* **THE TASK**
Could you give the listing again exactly, without its pictures?

* **MATERIAL PROVIDED**

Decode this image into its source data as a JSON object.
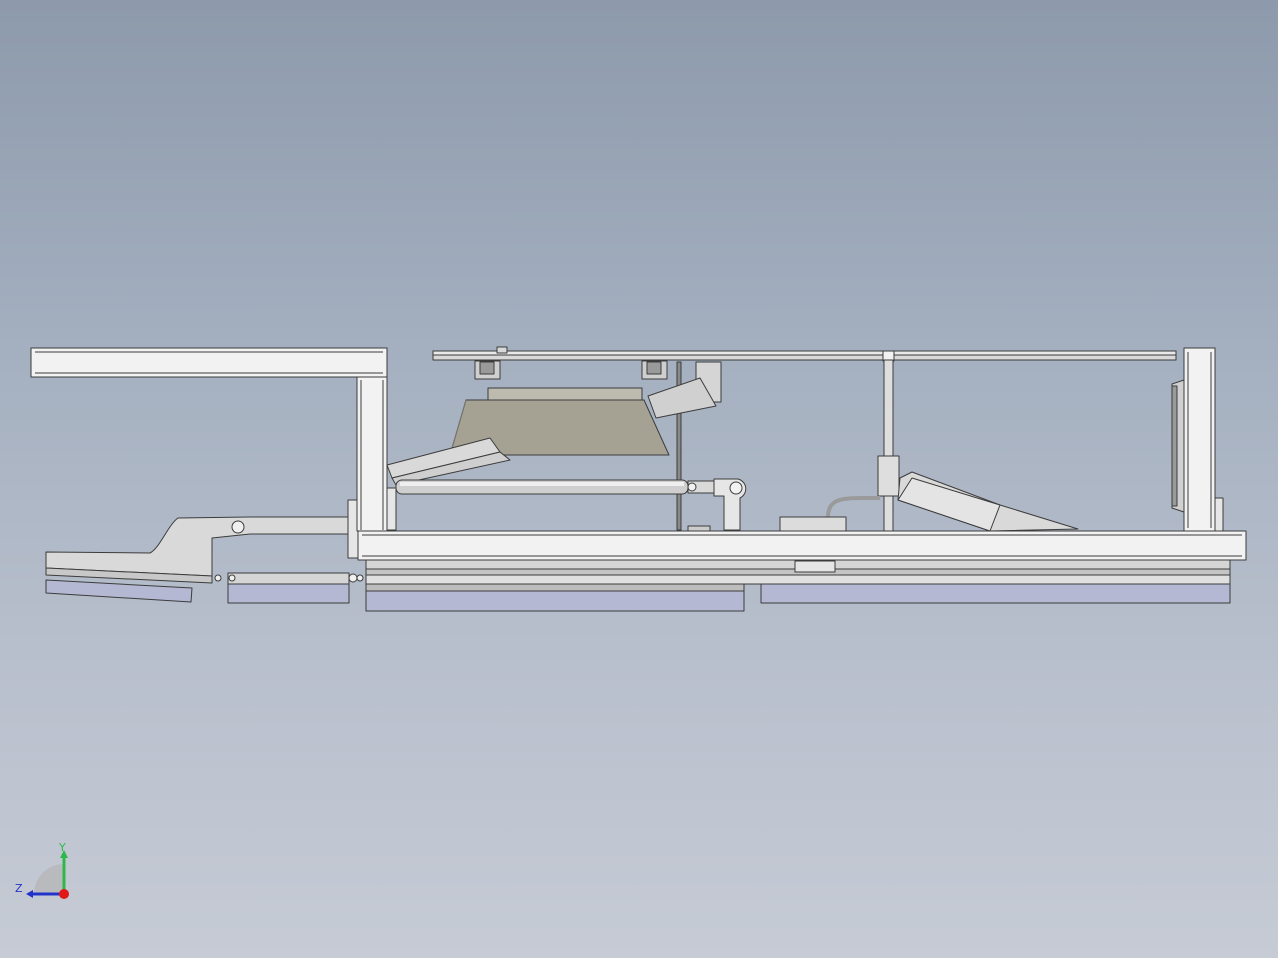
{
  "viewport": {
    "background_top": "#8d9aab",
    "background_bottom": "#c6cbd5"
  },
  "model": {
    "line_color": "#3c3c3c",
    "part_fill": "#e6e6e6",
    "metal_fill": "#c9c9c9",
    "lamp_fill": "#a5a294",
    "bottom_fill": "#b4b8d2"
  },
  "triad": {
    "x_label": "",
    "y_label": "Y",
    "z_label": "Z",
    "y_color": "#2fb84a",
    "z_color": "#2233cc",
    "origin_color": "#e01818"
  }
}
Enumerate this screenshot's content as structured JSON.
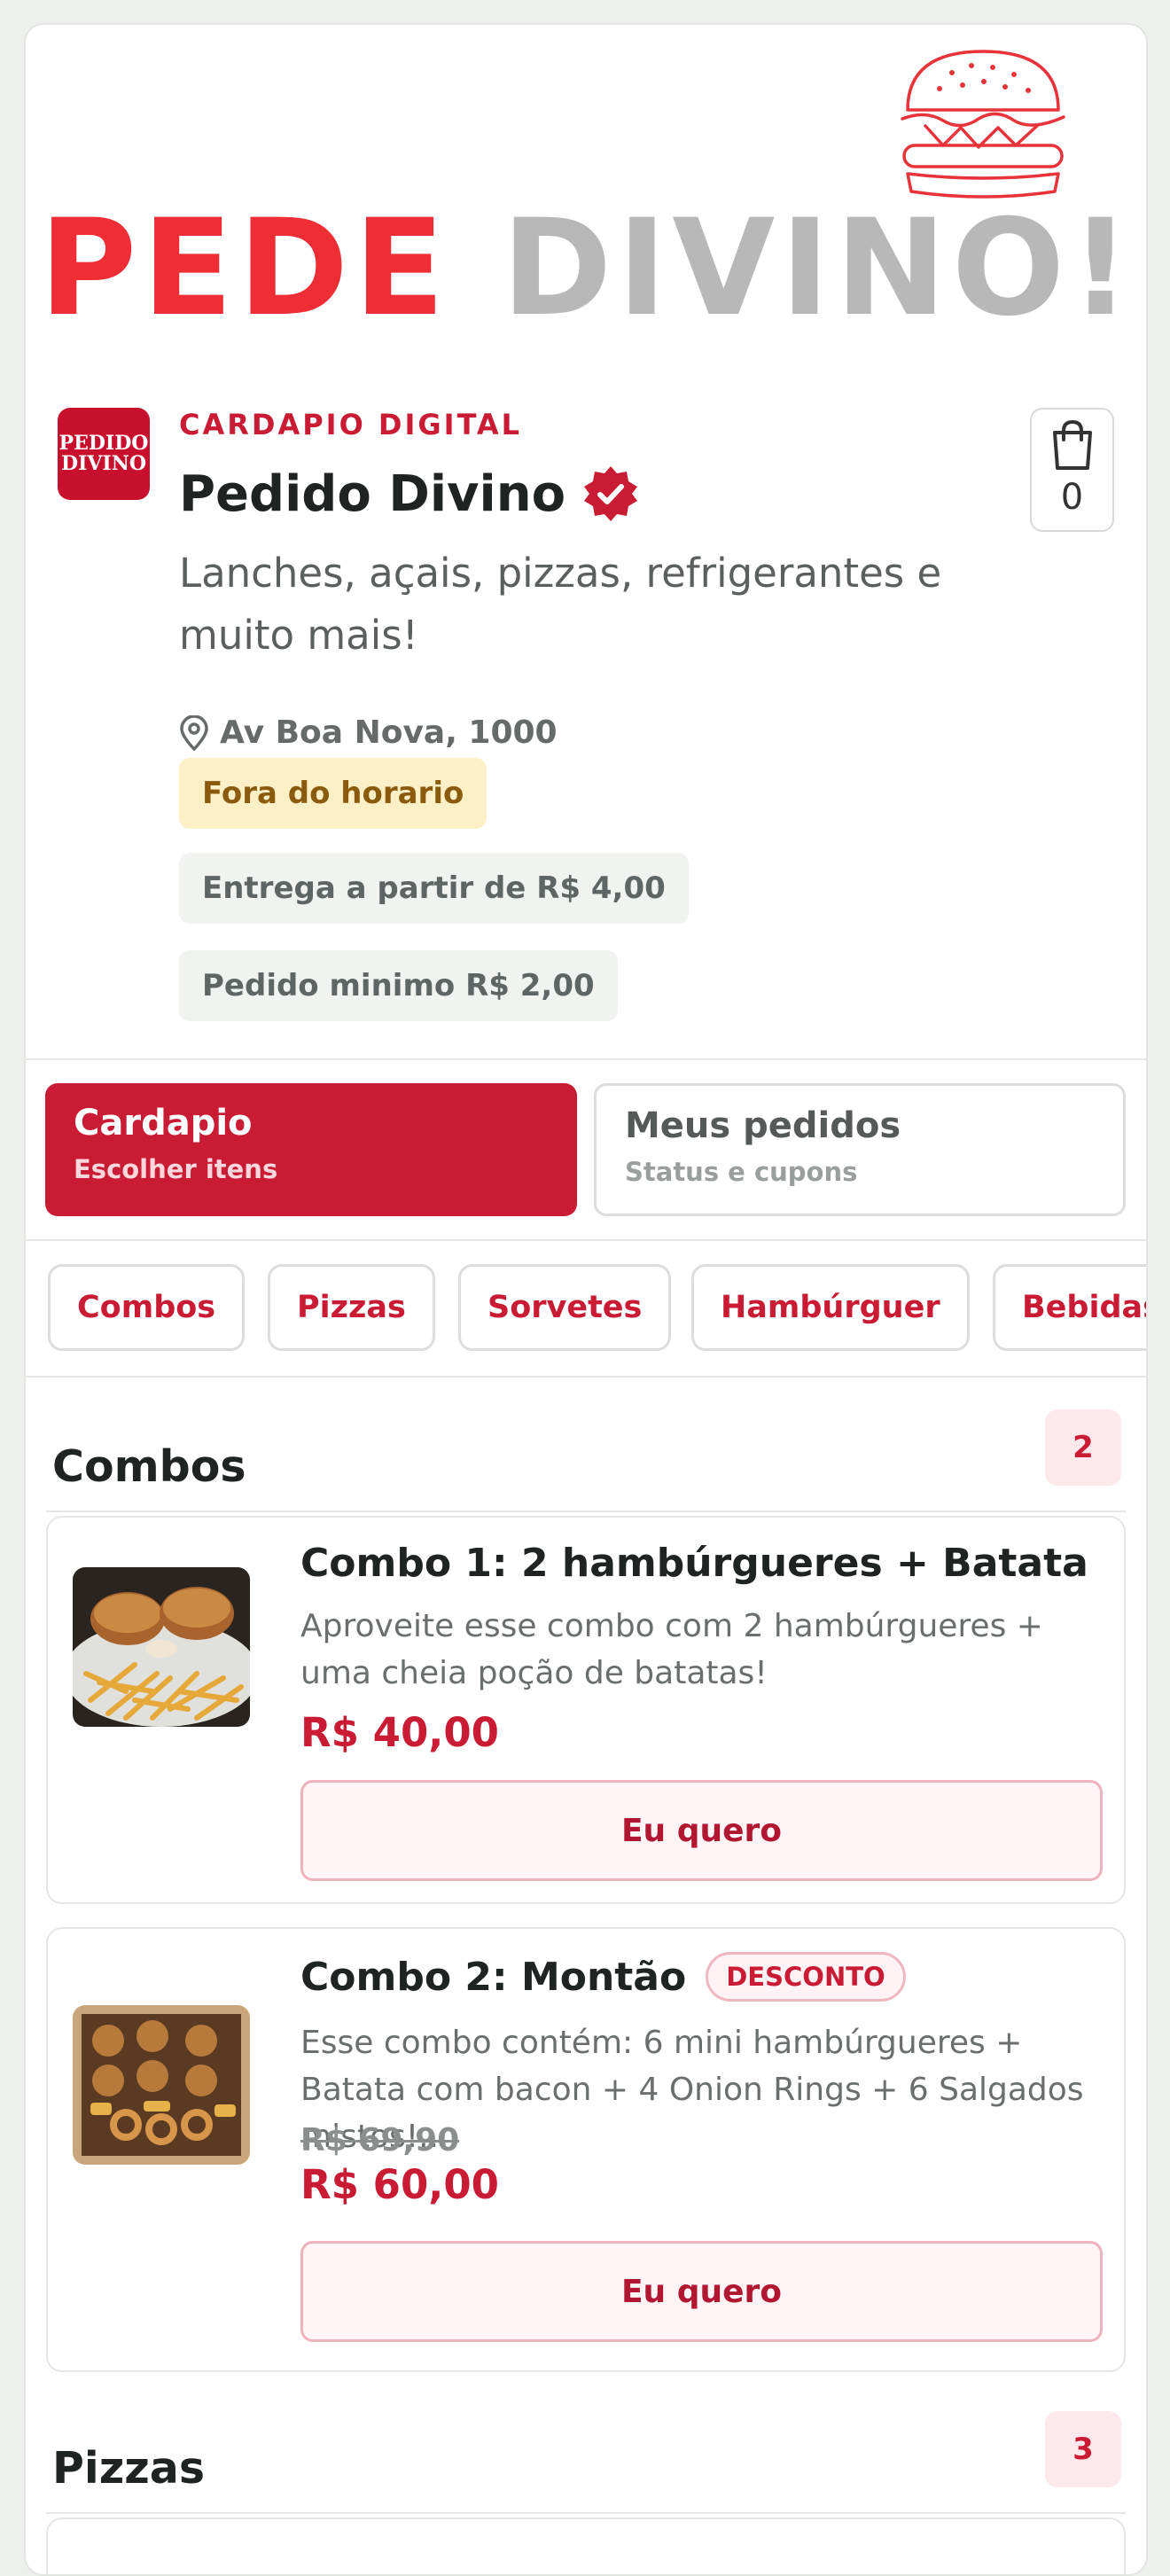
{
  "brand": {
    "word1": "PEDE",
    "word2": "DIVINO!",
    "red": "#ee2d35",
    "grey": "#b8b8b8",
    "logo_line1": "PEDIDO",
    "logo_line2": "DIVINO"
  },
  "store": {
    "eyebrow": "CARDAPIO DIGITAL",
    "name": "Pedido Divino",
    "description": "Lanches, açais, pizzas, refrigerantes e muito mais!",
    "address": "Av Boa Nova, 1000",
    "status": "Fora do horario",
    "delivery": "Entrega a partir de R$ 4,00",
    "minimum": "Pedido minimo R$ 2,00",
    "accent": "#c91b34"
  },
  "cart": {
    "count": "0",
    "icon": "shopping-bag-icon"
  },
  "tabs": [
    {
      "title": "Cardapio",
      "subtitle": "Escolher itens",
      "active": true
    },
    {
      "title": "Meus pedidos",
      "subtitle": "Status e cupons",
      "active": false
    }
  ],
  "categories": [
    "Combos",
    "Pizzas",
    "Sorvetes",
    "Hambúrguer",
    "Bebidas"
  ],
  "sections": [
    {
      "title": "Combos",
      "count": "2",
      "products": [
        {
          "name": "Combo 1: 2 hambúrgueres + Batata",
          "description": "Aproveite esse combo com 2 hambúrgueres + uma cheia poção de batatas!",
          "price": "R$ 40,00",
          "button": "Eu quero"
        },
        {
          "name": "Combo 2: Montão",
          "badge": "DESCONTO",
          "description": "Esse combo contém: 6 mini hambúrgueres + Batata com bacon + 4 Onion Rings + 6 Salgados mistos!...",
          "old_price": "R$ 69,90",
          "price": "R$ 60,00",
          "button": "Eu quero"
        }
      ]
    },
    {
      "title": "Pizzas",
      "count": "3"
    }
  ]
}
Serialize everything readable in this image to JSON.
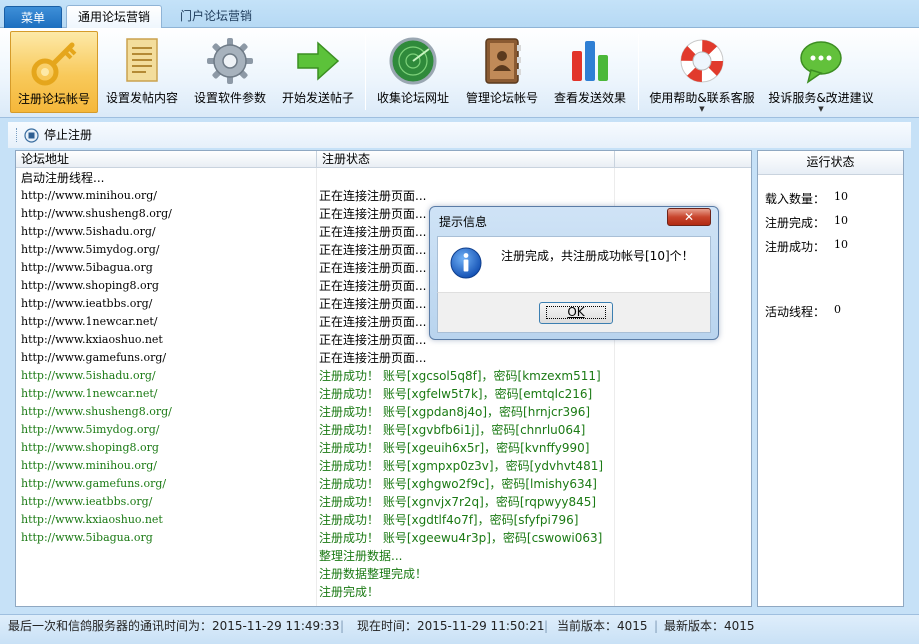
{
  "tabs": {
    "menu": "菜单",
    "general": "通用论坛营销",
    "portal": "门户论坛营销"
  },
  "ribbon": [
    {
      "label": "注册论坛帐号",
      "icon": "key-icon",
      "active": true,
      "dropdown": false
    },
    {
      "label": "设置发帖内容",
      "icon": "document-icon",
      "active": false,
      "dropdown": false
    },
    {
      "label": "设置软件参数",
      "icon": "gear-icon",
      "active": false,
      "dropdown": false
    },
    {
      "label": "开始发送帖子",
      "icon": "arrow-right-icon",
      "active": false,
      "dropdown": false
    },
    {
      "label": "收集论坛网址",
      "icon": "radar-icon",
      "active": false,
      "dropdown": false
    },
    {
      "label": "管理论坛帐号",
      "icon": "address-book-icon",
      "active": false,
      "dropdown": false
    },
    {
      "label": "查看发送效果",
      "icon": "bar-chart-icon",
      "active": false,
      "dropdown": false
    },
    {
      "label": "使用帮助&联系客服",
      "icon": "lifebuoy-icon",
      "active": false,
      "dropdown": true
    },
    {
      "label": "投诉服务&改进建议",
      "icon": "chat-bubble-icon",
      "active": false,
      "dropdown": true
    }
  ],
  "subtoolbar": {
    "stop_label": "停止注册"
  },
  "grid": {
    "columns": [
      "论坛地址",
      "注册状态"
    ],
    "rows": [
      {
        "url": "启动注册线程...",
        "status": "",
        "green": false,
        "cjk_url": true
      },
      {
        "url": "http://www.minihou.org/",
        "status": "正在连接注册页面...",
        "green": false
      },
      {
        "url": "http://www.shusheng8.org/",
        "status": "正在连接注册页面...",
        "green": false
      },
      {
        "url": "http://www.5ishadu.org/",
        "status": "正在连接注册页面...",
        "green": false
      },
      {
        "url": "http://www.5imydog.org/",
        "status": "正在连接注册页面...",
        "green": false
      },
      {
        "url": "http://www.5ibagua.org",
        "status": "正在连接注册页面...",
        "green": false
      },
      {
        "url": "http://www.shoping8.org",
        "status": "正在连接注册页面...",
        "green": false
      },
      {
        "url": "http://www.ieatbbs.org/",
        "status": "正在连接注册页面...",
        "green": false
      },
      {
        "url": "http://www.1newcar.net/",
        "status": "正在连接注册页面...",
        "green": false
      },
      {
        "url": "http://www.kxiaoshuo.net",
        "status": "正在连接注册页面...",
        "green": false
      },
      {
        "url": "http://www.gamefuns.org/",
        "status": "正在连接注册页面...",
        "green": false
      },
      {
        "url": "http://www.5ishadu.org/",
        "status": "注册成功！  账号[xgcsol5q8f]，密码[kmzexm511]",
        "green": true
      },
      {
        "url": "http://www.1newcar.net/",
        "status": "注册成功！  账号[xgfelw5t7k]，密码[emtqlc216]",
        "green": true
      },
      {
        "url": "http://www.shusheng8.org/",
        "status": "注册成功！  账号[xgpdan8j4o]，密码[hrnjcr396]",
        "green": true
      },
      {
        "url": "http://www.5imydog.org/",
        "status": "注册成功！  账号[xgvbfb6i1j]，密码[chnrlu064]",
        "green": true
      },
      {
        "url": "http://www.shoping8.org",
        "status": "注册成功！  账号[xgeuih6x5r]，密码[kvnffy990]",
        "green": true
      },
      {
        "url": "http://www.minihou.org/",
        "status": "注册成功！  账号[xgmpxp0z3v]，密码[ydvhvt481]",
        "green": true
      },
      {
        "url": "http://www.gamefuns.org/",
        "status": "注册成功！  账号[xghgwo2f9c]，密码[lmishy634]",
        "green": true
      },
      {
        "url": "http://www.ieatbbs.org/",
        "status": "注册成功！  账号[xgnvjx7r2q]，密码[rqpwyy845]",
        "green": true
      },
      {
        "url": "http://www.kxiaoshuo.net",
        "status": "注册成功！  账号[xgdtlf4o7f]，密码[sfyfpi796]",
        "green": true
      },
      {
        "url": "http://www.5ibagua.org",
        "status": "注册成功！  账号[xgeewu4r3p]，密码[cswowi063]",
        "green": true
      },
      {
        "url": "",
        "status": "整理注册数据...",
        "green": true
      },
      {
        "url": "",
        "status": "注册数据整理完成！",
        "green": true
      },
      {
        "url": "",
        "status": "注册完成！",
        "green": true
      }
    ]
  },
  "run_status": {
    "title": "运行状态",
    "loaded_label": "载入数量：",
    "loaded_value": "10",
    "done_label": "注册完成：",
    "done_value": "10",
    "success_label": "注册成功：",
    "success_value": "10",
    "threads_label": "活动线程：",
    "threads_value": "0"
  },
  "statusbar": {
    "last_comm": "最后一次和信鸽服务器的通讯时间为：2015-11-29 11:49:33",
    "now": "现在时间：2015-11-29 11:50:21",
    "current_version": "当前版本：4015",
    "latest_version": "最新版本：4015"
  },
  "dialog": {
    "title": "提示信息",
    "message": "注册完成，共注册成功帐号[10]个！",
    "ok": "OK",
    "close": "✕"
  },
  "colors": {
    "success_text": "#1b7a14",
    "active_button": "#f8c95a",
    "window_bg": "#c6e1f7"
  }
}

* **SOLUTION**
Decode this image into its source data as a JSON object.
{
  "viewport": {
    "background_top": "#8d9aab",
    "background_bottom": "#c6cbd5"
  },
  "model": {
    "line_color": "#3c3c3c",
    "part_fill": "#e6e6e6",
    "metal_fill": "#c9c9c9",
    "lamp_fill": "#a5a294",
    "bottom_fill": "#b4b8d2"
  },
  "triad": {
    "x_label": "",
    "y_label": "Y",
    "z_label": "Z",
    "y_color": "#2fb84a",
    "z_color": "#2233cc",
    "origin_color": "#e01818"
  }
}
Enumerate this screenshot's content as structured JSON.
{
  "brand": {
    "word1": "PEDE",
    "word2": "DIVINO!",
    "red": "#ee2d35",
    "grey": "#b8b8b8",
    "logo_line1": "PEDIDO",
    "logo_line2": "DIVINO"
  },
  "store": {
    "eyebrow": "CARDAPIO DIGITAL",
    "name": "Pedido Divino",
    "description": "Lanches, açais, pizzas, refrigerantes e muito mais!",
    "address": "Av Boa Nova, 1000",
    "status": "Fora do horario",
    "delivery": "Entrega a partir de R$ 4,00",
    "minimum": "Pedido minimo R$ 2,00",
    "accent": "#c91b34"
  },
  "cart": {
    "count": "0",
    "icon": "shopping-bag-icon"
  },
  "tabs": [
    {
      "title": "Cardapio",
      "subtitle": "Escolher itens",
      "active": true
    },
    {
      "title": "Meus pedidos",
      "subtitle": "Status e cupons",
      "active": false
    }
  ],
  "categories": [
    "Combos",
    "Pizzas",
    "Sorvetes",
    "Hambúrguer",
    "Bebidas"
  ],
  "sections": [
    {
      "title": "Combos",
      "count": "2",
      "products": [
        {
          "name": "Combo 1: 2 hambúrgueres + Batata",
          "description": "Aproveite esse combo com 2 hambúrgueres + uma cheia poção de batatas!",
          "price": "R$ 40,00",
          "button": "Eu quero"
        },
        {
          "name": "Combo 2: Montão",
          "badge": "DESCONTO",
          "description": "Esse combo contém: 6 mini hambúrgueres + Batata com bacon + 4 Onion Rings + 6 Salgados mistos!...",
          "old_price": "R$ 69,90",
          "price": "R$ 60,00",
          "button": "Eu quero"
        }
      ]
    },
    {
      "title": "Pizzas",
      "count": "3"
    }
  ]
}
Serialize everything readable in this image to JSON.
{
  "tabs": {
    "menu": "菜单",
    "general": "通用论坛营销",
    "portal": "门户论坛营销"
  },
  "ribbon": [
    {
      "label": "注册论坛帐号",
      "icon": "key-icon",
      "active": true,
      "dropdown": false
    },
    {
      "label": "设置发帖内容",
      "icon": "document-icon",
      "active": false,
      "dropdown": false
    },
    {
      "label": "设置软件参数",
      "icon": "gear-icon",
      "active": false,
      "dropdown": false
    },
    {
      "label": "开始发送帖子",
      "icon": "arrow-right-icon",
      "active": false,
      "dropdown": false
    },
    {
      "label": "收集论坛网址",
      "icon": "radar-icon",
      "active": false,
      "dropdown": false
    },
    {
      "label": "管理论坛帐号",
      "icon": "address-book-icon",
      "active": false,
      "dropdown": false
    },
    {
      "label": "查看发送效果",
      "icon": "bar-chart-icon",
      "active": false,
      "dropdown": false
    },
    {
      "label": "使用帮助&联系客服",
      "icon": "lifebuoy-icon",
      "active": false,
      "dropdown": true
    },
    {
      "label": "投诉服务&改进建议",
      "icon": "chat-bubble-icon",
      "active": false,
      "dropdown": true
    }
  ],
  "subtoolbar": {
    "stop_label": "停止注册"
  },
  "grid": {
    "columns": [
      "论坛地址",
      "注册状态"
    ],
    "rows": [
      {
        "url": "启动注册线程...",
        "status": "",
        "green": false,
        "cjk_url": true
      },
      {
        "url": "http://www.minihou.org/",
        "status": "正在连接注册页面...",
        "green": false
      },
      {
        "url": "http://www.shusheng8.org/",
        "status": "正在连接注册页面...",
        "green": false
      },
      {
        "url": "http://www.5ishadu.org/",
        "status": "正在连接注册页面...",
        "green": false
      },
      {
        "url": "http://www.5imydog.org/",
        "status": "正在连接注册页面...",
        "green": false
      },
      {
        "url": "http://www.5ibagua.org",
        "status": "正在连接注册页面...",
        "green": false
      },
      {
        "url": "http://www.shoping8.org",
        "status": "正在连接注册页面...",
        "green": false
      },
      {
        "url": "http://www.ieatbbs.org/",
        "status": "正在连接注册页面...",
        "green": false
      },
      {
        "url": "http://www.1newcar.net/",
        "status": "正在连接注册页面...",
        "green": false
      },
      {
        "url": "http://www.kxiaoshuo.net",
        "status": "正在连接注册页面...",
        "green": false
      },
      {
        "url": "http://www.gamefuns.org/",
        "status": "正在连接注册页面...",
        "green": false
      },
      {
        "url": "http://www.5ishadu.org/",
        "status": "注册成功！  账号[xgcsol5q8f]，密码[kmzexm511]",
        "green": true
      },
      {
        "url": "http://www.1newcar.net/",
        "status": "注册成功！  账号[xgfelw5t7k]，密码[emtqlc216]",
        "green": true
      },
      {
        "url": "http://www.shusheng8.org/",
        "status": "注册成功！  账号[xgpdan8j4o]，密码[hrnjcr396]",
        "green": true
      },
      {
        "url": "http://www.5imydog.org/",
        "status": "注册成功！  账号[xgvbfb6i1j]，密码[chnrlu064]",
        "green": true
      },
      {
        "url": "http://www.shoping8.org",
        "status": "注册成功！  账号[xgeuih6x5r]，密码[kvnffy990]",
        "green": true
      },
      {
        "url": "http://www.minihou.org/",
        "status": "注册成功！  账号[xgmpxp0z3v]，密码[ydvhvt481]",
        "green": true
      },
      {
        "url": "http://www.gamefuns.org/",
        "status": "注册成功！  账号[xghgwo2f9c]，密码[lmishy634]",
        "green": true
      },
      {
        "url": "http://www.ieatbbs.org/",
        "status": "注册成功！  账号[xgnvjx7r2q]，密码[rqpwyy845]",
        "green": true
      },
      {
        "url": "http://www.kxiaoshuo.net",
        "status": "注册成功！  账号[xgdtlf4o7f]，密码[sfyfpi796]",
        "green": true
      },
      {
        "url": "http://www.5ibagua.org",
        "status": "注册成功！  账号[xgeewu4r3p]，密码[cswowi063]",
        "green": true
      },
      {
        "url": "",
        "status": "整理注册数据...",
        "green": true
      },
      {
        "url": "",
        "status": "注册数据整理完成！",
        "green": true
      },
      {
        "url": "",
        "status": "注册完成！",
        "green": true
      }
    ]
  },
  "run_status": {
    "title": "运行状态",
    "loaded_label": "载入数量：",
    "loaded_value": "10",
    "done_label": "注册完成：",
    "done_value": "10",
    "success_label": "注册成功：",
    "success_value": "10",
    "threads_label": "活动线程：",
    "threads_value": "0"
  },
  "statusbar": {
    "last_comm": "最后一次和信鸽服务器的通讯时间为：2015-11-29 11:49:33",
    "now": "现在时间：2015-11-29 11:50:21",
    "current_version": "当前版本：4015",
    "latest_version": "最新版本：4015"
  },
  "dialog": {
    "title": "提示信息",
    "message": "注册完成，共注册成功帐号[10]个！",
    "ok": "OK",
    "close": "✕"
  },
  "colors": {
    "success_text": "#1b7a14",
    "active_button": "#f8c95a",
    "window_bg": "#c6e1f7"
  }
}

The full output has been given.